● **PROBLEM**: Among the records that follow, find each line holding the word "Customers" and copy it.
━━━━━ INFORMATION GIVEN
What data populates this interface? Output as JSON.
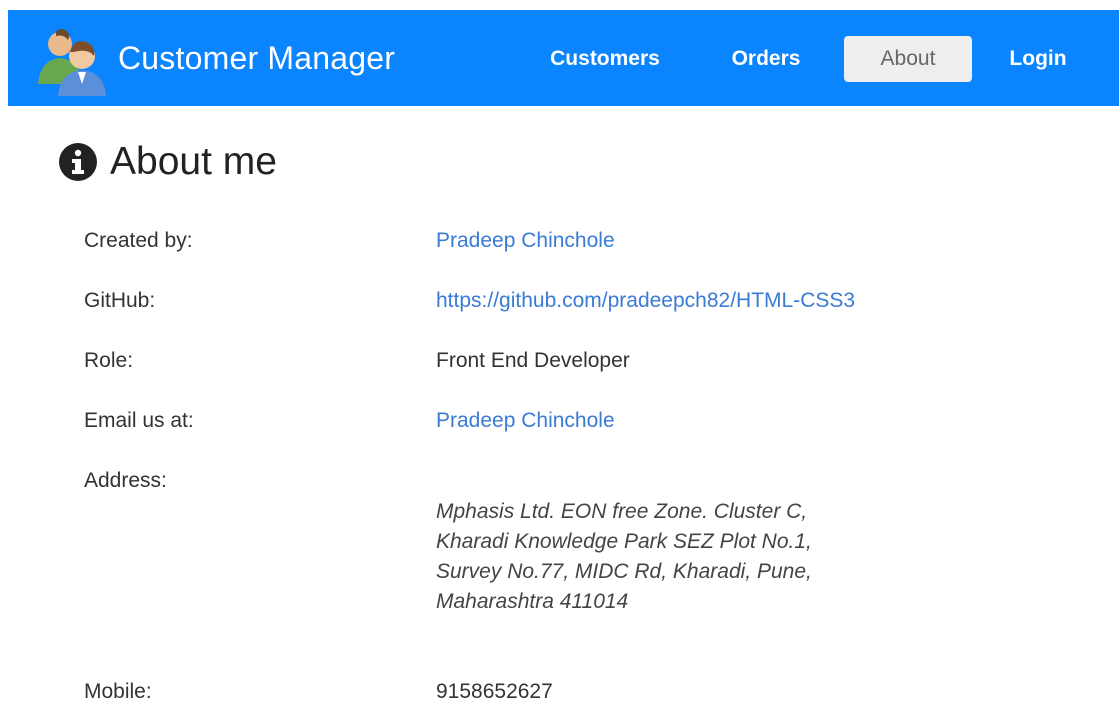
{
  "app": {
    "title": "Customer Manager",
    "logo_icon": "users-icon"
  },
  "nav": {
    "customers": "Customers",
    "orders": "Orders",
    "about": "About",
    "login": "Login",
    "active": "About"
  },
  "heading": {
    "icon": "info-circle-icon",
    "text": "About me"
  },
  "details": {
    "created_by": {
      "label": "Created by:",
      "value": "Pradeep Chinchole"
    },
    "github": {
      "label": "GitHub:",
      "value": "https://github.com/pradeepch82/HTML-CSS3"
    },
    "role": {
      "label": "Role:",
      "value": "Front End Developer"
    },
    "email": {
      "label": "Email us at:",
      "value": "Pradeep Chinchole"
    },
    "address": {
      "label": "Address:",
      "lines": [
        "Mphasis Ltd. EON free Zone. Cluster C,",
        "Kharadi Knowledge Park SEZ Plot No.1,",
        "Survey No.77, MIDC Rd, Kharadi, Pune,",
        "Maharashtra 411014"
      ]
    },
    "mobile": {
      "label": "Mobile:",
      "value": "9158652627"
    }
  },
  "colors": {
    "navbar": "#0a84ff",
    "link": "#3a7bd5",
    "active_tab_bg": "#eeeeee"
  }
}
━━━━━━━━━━
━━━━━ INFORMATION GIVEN
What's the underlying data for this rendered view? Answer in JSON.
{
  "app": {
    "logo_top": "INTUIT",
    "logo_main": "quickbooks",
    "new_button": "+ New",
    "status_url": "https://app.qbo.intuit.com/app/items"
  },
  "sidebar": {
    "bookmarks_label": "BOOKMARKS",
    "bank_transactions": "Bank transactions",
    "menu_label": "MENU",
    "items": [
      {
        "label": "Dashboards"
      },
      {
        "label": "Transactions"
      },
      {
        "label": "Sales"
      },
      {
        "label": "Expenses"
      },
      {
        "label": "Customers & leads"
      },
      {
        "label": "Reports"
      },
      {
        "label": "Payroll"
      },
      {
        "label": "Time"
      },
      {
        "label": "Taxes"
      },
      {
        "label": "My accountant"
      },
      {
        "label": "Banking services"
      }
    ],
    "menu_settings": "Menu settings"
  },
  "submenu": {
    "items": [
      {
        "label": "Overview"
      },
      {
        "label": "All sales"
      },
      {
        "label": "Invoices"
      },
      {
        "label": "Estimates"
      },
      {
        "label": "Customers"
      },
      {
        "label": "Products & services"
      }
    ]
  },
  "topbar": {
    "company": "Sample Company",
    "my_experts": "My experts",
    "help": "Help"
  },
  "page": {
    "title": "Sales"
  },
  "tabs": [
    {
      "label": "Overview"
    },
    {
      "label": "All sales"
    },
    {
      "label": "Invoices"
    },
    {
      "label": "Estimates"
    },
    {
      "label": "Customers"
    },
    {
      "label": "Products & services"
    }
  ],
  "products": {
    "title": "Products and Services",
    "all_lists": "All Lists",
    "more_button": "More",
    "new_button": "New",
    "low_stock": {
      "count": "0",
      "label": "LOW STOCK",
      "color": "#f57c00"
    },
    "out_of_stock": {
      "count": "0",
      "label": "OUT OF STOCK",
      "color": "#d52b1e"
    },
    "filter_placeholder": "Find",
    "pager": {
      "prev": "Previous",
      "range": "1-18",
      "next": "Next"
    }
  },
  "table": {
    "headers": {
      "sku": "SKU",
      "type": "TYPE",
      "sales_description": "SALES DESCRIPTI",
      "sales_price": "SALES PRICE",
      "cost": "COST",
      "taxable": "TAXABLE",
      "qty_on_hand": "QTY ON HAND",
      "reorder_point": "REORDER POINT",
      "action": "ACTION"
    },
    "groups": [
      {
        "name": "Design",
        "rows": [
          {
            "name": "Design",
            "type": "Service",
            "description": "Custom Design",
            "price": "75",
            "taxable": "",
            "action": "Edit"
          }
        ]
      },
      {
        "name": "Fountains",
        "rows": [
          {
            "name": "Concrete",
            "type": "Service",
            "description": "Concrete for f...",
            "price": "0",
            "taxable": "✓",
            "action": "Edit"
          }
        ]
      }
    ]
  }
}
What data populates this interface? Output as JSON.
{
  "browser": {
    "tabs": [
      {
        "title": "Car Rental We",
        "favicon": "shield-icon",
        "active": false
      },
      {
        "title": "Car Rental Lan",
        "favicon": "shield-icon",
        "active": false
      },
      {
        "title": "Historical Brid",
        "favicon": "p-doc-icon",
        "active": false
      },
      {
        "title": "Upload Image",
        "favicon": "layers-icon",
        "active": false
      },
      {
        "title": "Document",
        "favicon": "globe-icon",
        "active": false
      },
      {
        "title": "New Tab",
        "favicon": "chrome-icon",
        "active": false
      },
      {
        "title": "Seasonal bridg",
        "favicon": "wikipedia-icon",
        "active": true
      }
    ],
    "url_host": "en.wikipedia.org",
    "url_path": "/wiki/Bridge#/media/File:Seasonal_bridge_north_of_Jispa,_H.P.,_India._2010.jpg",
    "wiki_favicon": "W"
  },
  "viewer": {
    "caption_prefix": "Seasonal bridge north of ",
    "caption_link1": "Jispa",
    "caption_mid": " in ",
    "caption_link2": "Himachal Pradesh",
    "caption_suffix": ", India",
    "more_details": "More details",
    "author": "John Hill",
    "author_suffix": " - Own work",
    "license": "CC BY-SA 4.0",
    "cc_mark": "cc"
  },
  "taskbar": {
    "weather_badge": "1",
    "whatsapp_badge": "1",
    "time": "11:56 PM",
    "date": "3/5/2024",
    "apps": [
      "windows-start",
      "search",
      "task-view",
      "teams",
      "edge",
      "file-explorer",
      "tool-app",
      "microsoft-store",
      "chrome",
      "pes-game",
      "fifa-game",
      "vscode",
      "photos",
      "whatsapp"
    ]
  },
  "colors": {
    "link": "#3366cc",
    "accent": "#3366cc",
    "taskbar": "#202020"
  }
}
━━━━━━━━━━
● **PROBLEM SOLUTION**:
    "customers": "Customers",
        "label": "Customers & leads"
        "label": "Customers"
      "label": "Customers"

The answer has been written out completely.